Captivating, woolly versions of graffiti for the Fair’s anniversary celebrations
In the hands of textile artist Niina Mantsinen, rough, masculine and slightly anarchistic street art turns into soft, tempting and fascinating traditional craft art. Mantsinen graces the world with unique graffiti wall rugs: the North Karelian artist combines traditional craft techniques with rough street culture to her liking.
The Finnish Craft & Design Fair, which celebrates its 25th anniversary this year, both respects tradition and renews constantly. The visuals that fit the theme of the anniversary celebrations have been designed with Niina Mantsinen. The colours of the graffiti wall rug, designed and implemented by the textile artist and a graffiti painter together, are based on the colours of the Fair’s logo. The rug also visualises the Fair’s theme – a celebration of skill.
– I hope the visuals of the Fair and the graffiti rug inspire visitors to try new things with an open mind: combining different things or techniques and learning more about anything. I also encourage everyone to deviate from the instructions and norms!
A rug does not allow for the impulsiveness of graffiti
Mantsinen finds that combining urban street culture with traditional wall rugs is a natural way of making art.
– I got into street art and graffiti in 2004 through the ‘Let me love’ phenomenon. This combination merges two subjects that are important to me. Both wall rugs and street art have long, wonderful traditions.
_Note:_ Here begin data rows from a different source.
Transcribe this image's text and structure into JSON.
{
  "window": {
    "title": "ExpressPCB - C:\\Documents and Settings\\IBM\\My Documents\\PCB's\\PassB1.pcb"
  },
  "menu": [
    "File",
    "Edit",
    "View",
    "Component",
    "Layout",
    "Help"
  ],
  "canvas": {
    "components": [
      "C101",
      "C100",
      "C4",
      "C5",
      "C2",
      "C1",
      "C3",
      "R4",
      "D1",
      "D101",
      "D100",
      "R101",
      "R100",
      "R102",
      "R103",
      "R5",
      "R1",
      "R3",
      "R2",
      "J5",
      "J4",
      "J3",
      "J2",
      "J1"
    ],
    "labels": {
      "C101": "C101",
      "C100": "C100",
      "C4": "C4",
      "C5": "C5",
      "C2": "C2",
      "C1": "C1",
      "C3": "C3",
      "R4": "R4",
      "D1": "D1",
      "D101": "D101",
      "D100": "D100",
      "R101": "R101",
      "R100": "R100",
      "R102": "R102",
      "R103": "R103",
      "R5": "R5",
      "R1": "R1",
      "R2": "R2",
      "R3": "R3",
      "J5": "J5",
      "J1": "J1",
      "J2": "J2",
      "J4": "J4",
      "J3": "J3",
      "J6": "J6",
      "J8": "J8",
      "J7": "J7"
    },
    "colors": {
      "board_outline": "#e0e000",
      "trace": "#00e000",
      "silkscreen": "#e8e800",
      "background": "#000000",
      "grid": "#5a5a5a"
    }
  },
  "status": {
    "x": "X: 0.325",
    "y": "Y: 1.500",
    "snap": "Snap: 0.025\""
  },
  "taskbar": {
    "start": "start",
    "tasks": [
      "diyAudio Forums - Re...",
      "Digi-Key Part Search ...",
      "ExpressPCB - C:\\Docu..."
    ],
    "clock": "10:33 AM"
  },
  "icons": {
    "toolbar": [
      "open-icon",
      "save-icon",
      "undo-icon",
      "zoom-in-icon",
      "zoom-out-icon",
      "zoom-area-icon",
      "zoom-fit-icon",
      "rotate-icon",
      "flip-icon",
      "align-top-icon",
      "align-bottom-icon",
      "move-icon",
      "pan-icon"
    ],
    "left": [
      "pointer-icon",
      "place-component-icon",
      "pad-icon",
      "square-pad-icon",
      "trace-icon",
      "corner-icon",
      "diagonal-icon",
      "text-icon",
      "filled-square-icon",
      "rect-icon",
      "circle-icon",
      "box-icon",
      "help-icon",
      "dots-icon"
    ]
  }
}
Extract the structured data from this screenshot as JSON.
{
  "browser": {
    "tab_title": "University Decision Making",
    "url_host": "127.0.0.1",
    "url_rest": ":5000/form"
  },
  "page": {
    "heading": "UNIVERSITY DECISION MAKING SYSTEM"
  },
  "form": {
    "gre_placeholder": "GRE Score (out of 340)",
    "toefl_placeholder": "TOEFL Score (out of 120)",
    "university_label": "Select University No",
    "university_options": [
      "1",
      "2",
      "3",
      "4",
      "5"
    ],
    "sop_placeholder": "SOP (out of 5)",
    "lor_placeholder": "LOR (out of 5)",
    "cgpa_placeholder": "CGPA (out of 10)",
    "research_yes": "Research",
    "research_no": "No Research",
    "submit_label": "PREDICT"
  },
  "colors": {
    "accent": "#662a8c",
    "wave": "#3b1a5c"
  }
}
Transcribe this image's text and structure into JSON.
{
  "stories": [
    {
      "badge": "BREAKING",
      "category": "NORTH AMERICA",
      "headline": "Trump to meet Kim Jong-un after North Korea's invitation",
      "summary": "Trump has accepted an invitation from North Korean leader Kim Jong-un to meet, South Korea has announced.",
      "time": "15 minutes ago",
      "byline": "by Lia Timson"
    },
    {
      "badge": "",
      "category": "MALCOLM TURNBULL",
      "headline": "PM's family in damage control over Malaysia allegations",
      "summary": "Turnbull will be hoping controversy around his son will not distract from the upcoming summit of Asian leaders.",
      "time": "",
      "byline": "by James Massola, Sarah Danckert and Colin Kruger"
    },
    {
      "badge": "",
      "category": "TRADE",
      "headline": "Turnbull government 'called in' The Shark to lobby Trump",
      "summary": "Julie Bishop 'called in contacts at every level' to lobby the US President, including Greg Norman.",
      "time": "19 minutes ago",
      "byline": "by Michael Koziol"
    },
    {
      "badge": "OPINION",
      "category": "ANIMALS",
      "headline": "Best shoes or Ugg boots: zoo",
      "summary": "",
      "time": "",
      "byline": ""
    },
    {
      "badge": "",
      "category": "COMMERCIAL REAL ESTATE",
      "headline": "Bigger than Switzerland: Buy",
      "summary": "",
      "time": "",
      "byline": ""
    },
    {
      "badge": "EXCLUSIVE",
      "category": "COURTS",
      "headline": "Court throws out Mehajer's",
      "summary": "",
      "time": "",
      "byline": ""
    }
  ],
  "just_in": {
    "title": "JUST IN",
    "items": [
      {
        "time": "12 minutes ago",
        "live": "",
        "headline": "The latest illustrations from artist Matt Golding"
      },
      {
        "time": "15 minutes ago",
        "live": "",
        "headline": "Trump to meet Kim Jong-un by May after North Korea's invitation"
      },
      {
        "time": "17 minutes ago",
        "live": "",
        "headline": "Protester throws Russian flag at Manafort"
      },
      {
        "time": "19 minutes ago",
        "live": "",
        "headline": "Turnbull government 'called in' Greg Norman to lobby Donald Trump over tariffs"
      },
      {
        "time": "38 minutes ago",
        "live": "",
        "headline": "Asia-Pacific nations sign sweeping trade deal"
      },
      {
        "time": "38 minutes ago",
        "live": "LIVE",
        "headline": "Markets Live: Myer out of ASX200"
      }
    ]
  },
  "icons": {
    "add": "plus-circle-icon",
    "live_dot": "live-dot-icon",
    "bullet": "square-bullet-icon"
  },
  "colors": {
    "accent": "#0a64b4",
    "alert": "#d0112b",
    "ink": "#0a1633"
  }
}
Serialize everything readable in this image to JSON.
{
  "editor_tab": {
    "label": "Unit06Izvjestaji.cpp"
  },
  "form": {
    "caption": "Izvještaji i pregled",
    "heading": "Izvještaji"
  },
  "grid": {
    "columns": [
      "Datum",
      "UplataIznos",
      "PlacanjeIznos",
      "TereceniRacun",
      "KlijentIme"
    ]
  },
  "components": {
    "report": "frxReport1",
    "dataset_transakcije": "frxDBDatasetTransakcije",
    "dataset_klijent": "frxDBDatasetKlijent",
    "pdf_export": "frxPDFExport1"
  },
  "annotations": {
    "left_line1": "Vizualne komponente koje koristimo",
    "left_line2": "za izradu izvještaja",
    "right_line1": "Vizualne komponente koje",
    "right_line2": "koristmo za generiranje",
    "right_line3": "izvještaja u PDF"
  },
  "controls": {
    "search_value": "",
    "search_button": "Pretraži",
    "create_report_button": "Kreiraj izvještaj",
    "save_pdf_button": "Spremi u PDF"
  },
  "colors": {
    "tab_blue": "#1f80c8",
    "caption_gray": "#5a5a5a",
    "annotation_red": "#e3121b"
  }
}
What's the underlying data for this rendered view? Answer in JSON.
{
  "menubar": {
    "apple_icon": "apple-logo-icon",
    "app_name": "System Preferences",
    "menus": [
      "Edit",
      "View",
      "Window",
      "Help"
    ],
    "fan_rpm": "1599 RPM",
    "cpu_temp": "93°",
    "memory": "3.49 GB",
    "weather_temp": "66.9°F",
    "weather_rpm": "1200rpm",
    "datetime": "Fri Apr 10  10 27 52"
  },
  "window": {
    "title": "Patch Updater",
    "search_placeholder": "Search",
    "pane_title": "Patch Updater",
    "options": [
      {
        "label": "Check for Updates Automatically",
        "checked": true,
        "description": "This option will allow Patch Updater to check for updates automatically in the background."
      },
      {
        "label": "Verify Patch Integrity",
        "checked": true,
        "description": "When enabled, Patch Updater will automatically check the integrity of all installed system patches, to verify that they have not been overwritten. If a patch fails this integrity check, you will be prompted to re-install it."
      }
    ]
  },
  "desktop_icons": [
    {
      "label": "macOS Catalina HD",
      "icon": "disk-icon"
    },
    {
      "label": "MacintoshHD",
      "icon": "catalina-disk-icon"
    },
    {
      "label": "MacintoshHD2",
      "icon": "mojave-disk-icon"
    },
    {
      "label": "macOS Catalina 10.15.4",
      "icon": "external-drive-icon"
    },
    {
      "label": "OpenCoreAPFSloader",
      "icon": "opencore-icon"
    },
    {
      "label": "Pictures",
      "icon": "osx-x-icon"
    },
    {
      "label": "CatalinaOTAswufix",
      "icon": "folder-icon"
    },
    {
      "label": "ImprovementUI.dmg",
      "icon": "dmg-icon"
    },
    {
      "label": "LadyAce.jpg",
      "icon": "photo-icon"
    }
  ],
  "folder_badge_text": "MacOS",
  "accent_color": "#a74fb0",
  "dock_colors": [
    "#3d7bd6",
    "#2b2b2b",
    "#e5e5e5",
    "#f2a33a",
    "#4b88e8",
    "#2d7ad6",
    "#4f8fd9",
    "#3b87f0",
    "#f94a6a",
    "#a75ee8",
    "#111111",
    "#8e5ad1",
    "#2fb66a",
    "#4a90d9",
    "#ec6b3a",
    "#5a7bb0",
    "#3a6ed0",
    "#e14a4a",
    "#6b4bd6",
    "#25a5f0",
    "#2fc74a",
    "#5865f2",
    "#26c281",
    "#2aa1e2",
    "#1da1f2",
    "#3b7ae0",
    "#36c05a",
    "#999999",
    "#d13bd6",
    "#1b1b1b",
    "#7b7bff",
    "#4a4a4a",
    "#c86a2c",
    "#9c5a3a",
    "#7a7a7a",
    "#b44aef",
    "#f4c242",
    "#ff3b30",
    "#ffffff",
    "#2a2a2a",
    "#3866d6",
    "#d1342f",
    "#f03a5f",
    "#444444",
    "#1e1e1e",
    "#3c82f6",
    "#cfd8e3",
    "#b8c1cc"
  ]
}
The softness of the rugs comes from wool yarn, which Mantsinen sometimes mixes with other materials, such as linen, hemp or cotton yarn. Graffiti art involves speed and impulsivity, but rug graffiti requires deep concentration. Graffiti turn into rugs with tufting, a technique in which wool yarn is threaded, stitch by stitch, with a pen-like tufting tool or electric pneumatic ‘tufting gun’ into a base cloth stretched on a large frame.
Mantsinen actively follows the graffiti culture and bases her rugs on graffiti from artists whose style pleases her.
–I always ask the artist for permission before I start creating a rug, so each rug is made as a collaboration.
The theme of this year’s Craft & Design fair focuses on skill and skilfulness – not forgetting the craftspeople behind the skills. Project Manager Jasmin Saadetdin-Rikkinen states that the Fair, or even the Finnish craft industry as a whole, would not exist without skilled entrepreneurs.
–Equally important are visitors and craft enthusiasts who want to buy unique, carefully prepared products and raw materials.
Mantsinen, who graduated from Savonlinna’s arts-specialised upper secondary school, obtained a Textile Designer degree from Karelia University of Applied Sciences and has been making her living as an artist since 2012, appreciates the theme of the Fair’s anniversary.
–I believe creativity and skill are the most important themes, and it’s great to be a part of the visual design of the Fair and the celebration of its 25th anniversary.
You can admire Mantsinen’s graffiti wall rugs in her exhibition at the Finnish Craft & Design Fair 13–15 November 2020.